Speaking of “Working Lunch” . . . We had our first Working Lunch this past Sunday, September 29 in Cook Hall. Ann Wilhelm and crew prepared a delicious lunch. Thank you so much! After lunch a group of about 25 church members created a timeline of significant events in the life of the church, in the town of Granby, in the United States, and in our world. We also included our own personal significant events such as baptisms, funerals, weddings, confirmation, and other life moments. It was helpful to take a 30,000 foot view of the movement of events and their interconnection.
Following the creation of the timeline, we made observations, including highlights, lowlights, patterns, things we would like to see continue into the future, and things we might not want to repeat. There were many insightful comments but one that struck me came from Emily Messenger. After reflecting on how people at FCC and other congregational churches tend to get upset and leave, she commented that we should be “learning to make conflict as a way of growing rather than splitting apart.” I thought that was incredibly insightful.
Conflict is normal. God created each of us different with differing perspectives, opinions, and life experiences. If we were all the same, life would be boring. Sometimes churches tell me they have no conflict. To me, this indicates one of three possibilities: 1) They are lying; 2) They aren’t doing anything of any significance; 3) They’re dead. It is also true that conflict handled in an unhealthy manner is the number one reason for decline in congregations. The good news is that we can learn healthy communication practices that will indeed enable us to use conflict as a way of growing rather than splitting apart. The Church Council is recommending we hire consultant and coach Rev. Claire Bamberg to help us with that work. You will have the chance to meet her Sunday, November 17, when she will be preaching and leading worship.
The point of the timeline exercise is to create common memory. Georges Erasmus, a respected Aboriginal leader from Canada, said, “Where common memory is lacking, where people do not share in the same past, there can be no real community.
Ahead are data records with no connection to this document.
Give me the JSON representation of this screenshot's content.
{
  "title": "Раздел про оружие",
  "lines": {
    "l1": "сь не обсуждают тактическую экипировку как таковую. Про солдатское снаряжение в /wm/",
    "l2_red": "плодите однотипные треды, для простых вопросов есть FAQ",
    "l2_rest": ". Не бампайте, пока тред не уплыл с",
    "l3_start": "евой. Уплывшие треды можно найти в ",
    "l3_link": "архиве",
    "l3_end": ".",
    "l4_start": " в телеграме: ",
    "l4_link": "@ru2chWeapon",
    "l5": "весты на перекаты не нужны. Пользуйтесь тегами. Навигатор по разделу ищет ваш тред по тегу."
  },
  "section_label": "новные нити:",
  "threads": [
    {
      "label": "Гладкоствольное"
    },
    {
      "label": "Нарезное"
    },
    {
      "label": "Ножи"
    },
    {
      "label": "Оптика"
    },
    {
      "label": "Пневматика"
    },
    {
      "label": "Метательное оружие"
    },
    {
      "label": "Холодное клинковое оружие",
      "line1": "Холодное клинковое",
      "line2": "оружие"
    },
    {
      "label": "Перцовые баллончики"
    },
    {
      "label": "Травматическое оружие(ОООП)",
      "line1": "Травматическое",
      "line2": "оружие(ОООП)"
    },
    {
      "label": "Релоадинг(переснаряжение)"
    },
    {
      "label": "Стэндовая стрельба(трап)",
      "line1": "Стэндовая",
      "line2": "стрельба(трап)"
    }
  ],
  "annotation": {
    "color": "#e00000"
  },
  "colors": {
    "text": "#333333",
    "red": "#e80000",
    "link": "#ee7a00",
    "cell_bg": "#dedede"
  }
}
Where community is to be formed, common memory must be created.” Our history is full of ups and downs, but the good news is we can learn from it. And with new learning comes new opportunity for new life.